Computational fluid dynamics (CFD) has been a valuable tool in engineering for decades, but its use is spreading to other fields as well. The image to the left shows a reconstruction of Parvancorina, a shield-shaped marine creature that lived some 550 million years ago. Fossil evidence alone cannot tell paleontologists whether this extinct creature could move through the water, and there are no living relatives that resemble the creature that scientists could study as an analogue. Instead, researchers turned to CFD to simulate flow over and around Parvancorina. They found that Parvancorina’s shape caused fast flow over the outer portions of its body and the slowest flow near its mouth. The results suggest that, not only was the creature mobile in the water, but that it was able to adjust its orientation to drive flow to different areas of its body. Paleontologists have only been using CFD for a decade or so, but already it’s giving us valuable insight into the creatures that roamed our planet hundreds of millions of years ago. (Image credit: M. De Stefano/Muse, I. Rahman; via Physics Today)
Gall midge larvae, despite their lack of legs, are prodigious jumpers. These worm-like creatures use hydrostatic pressure to jump more than 30 body lengths. To do so, the larva curls itself into a loop, latching its mouth to its tail. It then shifts the fluids inside its body, flattening itself as the pressure builds. When the larva releases its tail, it flies into the air at about 1 m/s. The human equivalent of a gall midge larva’s jump would be about 60 meters, far beyond the world record long jump of less than 9 meters (with a running start). The larva’s technique is a relatively simple but highly effective one that might be useful in applications like soft robotics. (Video credit: Science; research credit: G. Farley et al.)
Saguaro cacti can grow 15 meters tall, and despite their shallow root systems can withstand storm winds up to 38 meters per second without being blown over. Grooves in the cacti’s surface may contribute to its resilience, by adding structural support and/or through reducing aerodynamic loads. The latter theory mirrors the concept of dimples on a golf ball; namely, grooves create turbulence in the flow near the cactus, which allows air flow to track further around the cactus before separating. The result is less drag for a given wind speed than a smooth cactus would experience.
Indeed, recent experiments on a grooved cylinder with a pneumatically-controlled shape showed exactly that; the morphable cylinder’s drag was consistently significantly lower than fixed samples. Cacti do change their shapes somewhat as their water content changes, but they don’t have the ability for up-to-the-minute alterations. Nevertheless, their adaptations can inspire engineered creations that morph to reduce wind impact. (Image credit: A. Levine; research credit: M. Guttag and P. Reis)

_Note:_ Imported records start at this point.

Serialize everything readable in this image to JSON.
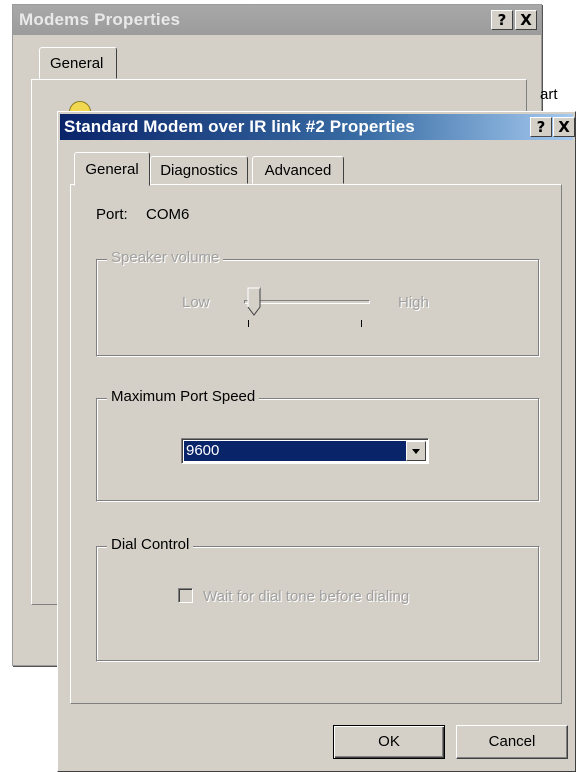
{
  "background_window": {
    "title": "Modems Properties",
    "help_label": "?",
    "close_label": "X",
    "tab_general": "General",
    "cut_text": "art"
  },
  "dialog": {
    "title": "Standard Modem over IR link #2 Properties",
    "help_label": "?",
    "close_label": "X",
    "tabs": [
      {
        "label": "General",
        "active": true
      },
      {
        "label": "Diagnostics",
        "active": false
      },
      {
        "label": "Advanced",
        "active": false
      }
    ],
    "port_label": "Port:",
    "port_value": "COM6",
    "speaker_volume": {
      "label": "Speaker volume",
      "low": "Low",
      "high": "High",
      "level": 0.1,
      "enabled": false
    },
    "max_port_speed": {
      "label": "Maximum Port Speed",
      "selected": "9600"
    },
    "dial_control": {
      "label": "Dial Control",
      "wait_for_dial_tone": "Wait for dial tone before dialing",
      "checked": false,
      "enabled": false
    },
    "ok_label": "OK",
    "cancel_label": "Cancel"
  },
  "colors": {
    "face": "#d4d0c8",
    "title_active": "#0a246a",
    "title_inactive": "#9c9c9c",
    "selection": "#0a246a"
  }
}
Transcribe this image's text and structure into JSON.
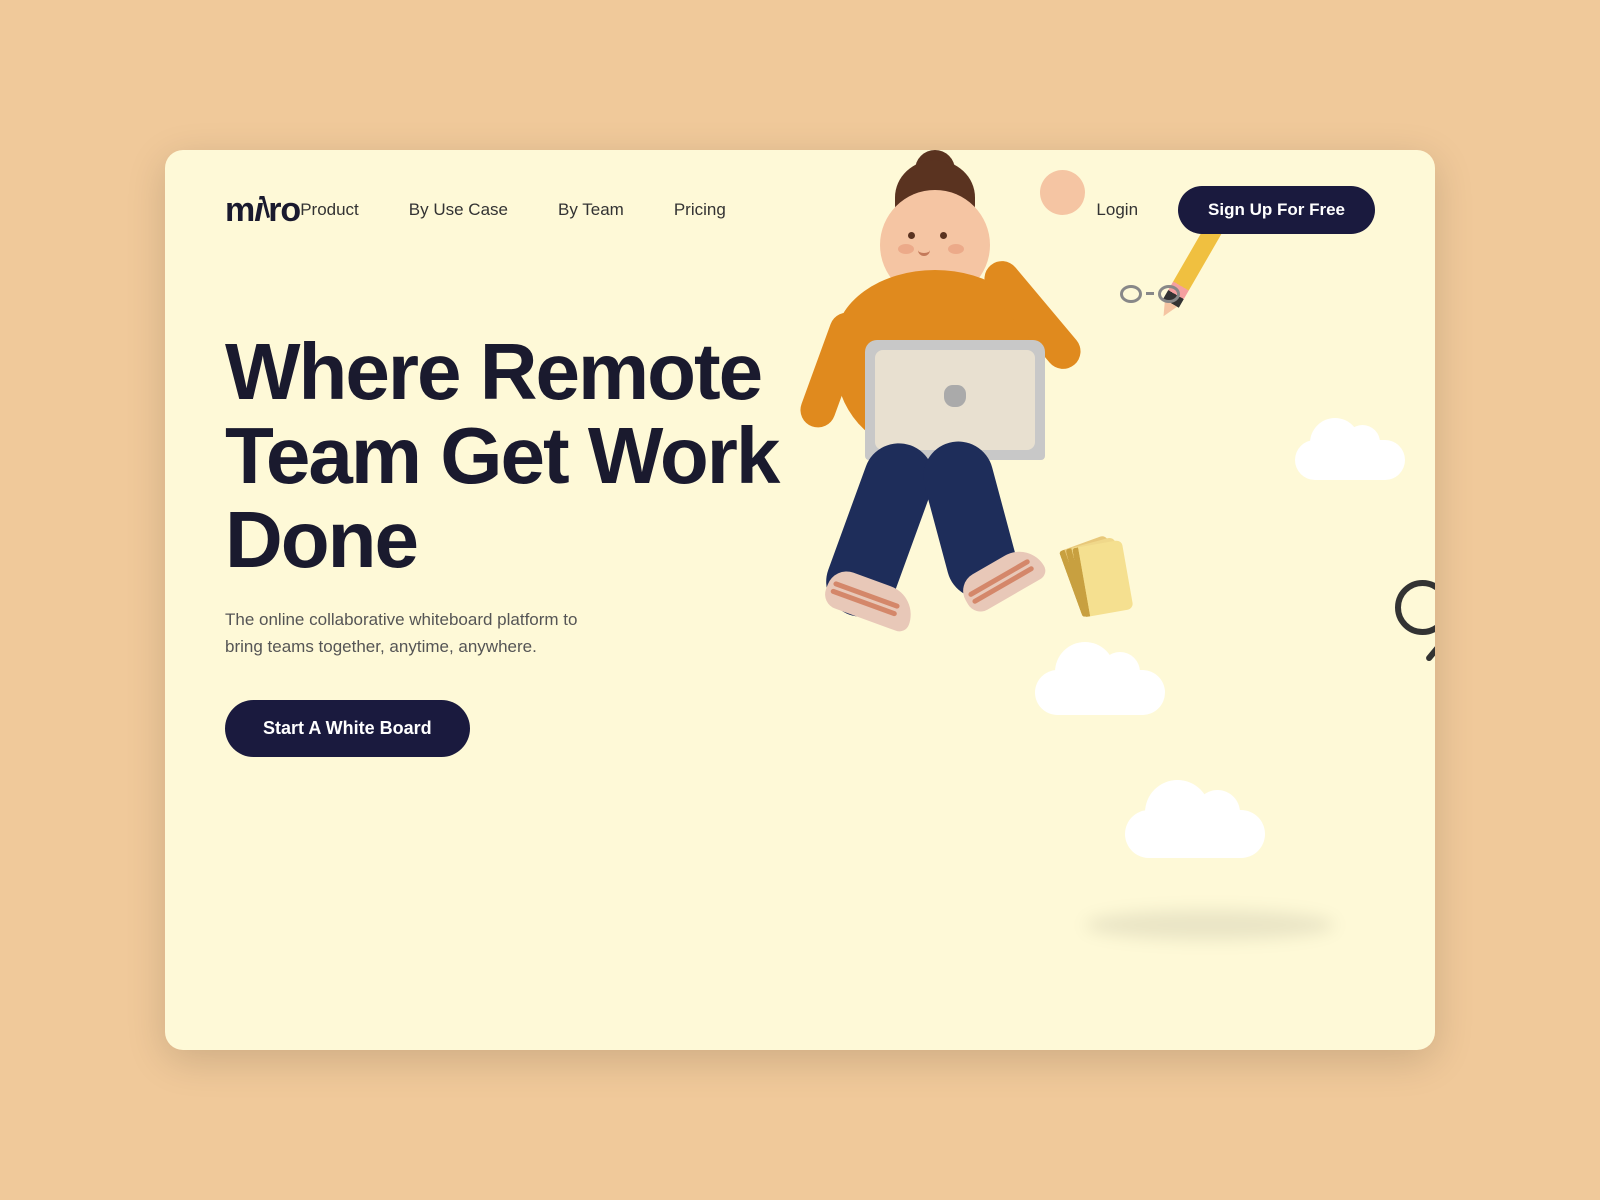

Flying lizards are truly gliders, but that doesn’t mean they’re unsophisticated. Newly reported observations of the species in the wild show that flying lizards don’t simply hold their forelimbs out a la Superman. Instead, they reach back with their forelimbs, pressing their arms into the underside of the thin patagium that serves as their flight surface while rotating their hands to grasp the upper side of the patagium. This forms a composite wing with a thicker leading edge and seems to be how the lizards control their glide. Close observation of their flight shows that, while holding their patagium, the lizards actively arch their backs to camber their composite wing. This can increase their maximum lift coefficient, allowing them to glide longer distances. (Image and research credit: J. Dehling, source)
Inside each of us is a remarkable and constant flow, driven by a muscle that’s always at work. As blood circulates through our bodies, it goes through a surprisingly varied journey. In the heart, as seen above, blood flow is very unsteady and quite turbulent, due to the beating pulse of the heart. As valves open and close and the muscle walls constrict and relax, the rushing blood moves in eddy-filled spurts. In the outer reaches of our capillaries, however, the nature of the flow is quite different. Thanks to smaller vessel sizes and other factors, capillary blood flow is much steadier and more laminar. Viscosity becomes more important, as do the non-Newtonian properties of components in our blood. (Image credit: mushin111/YouTube, source; via Science; submitted by Gary N.)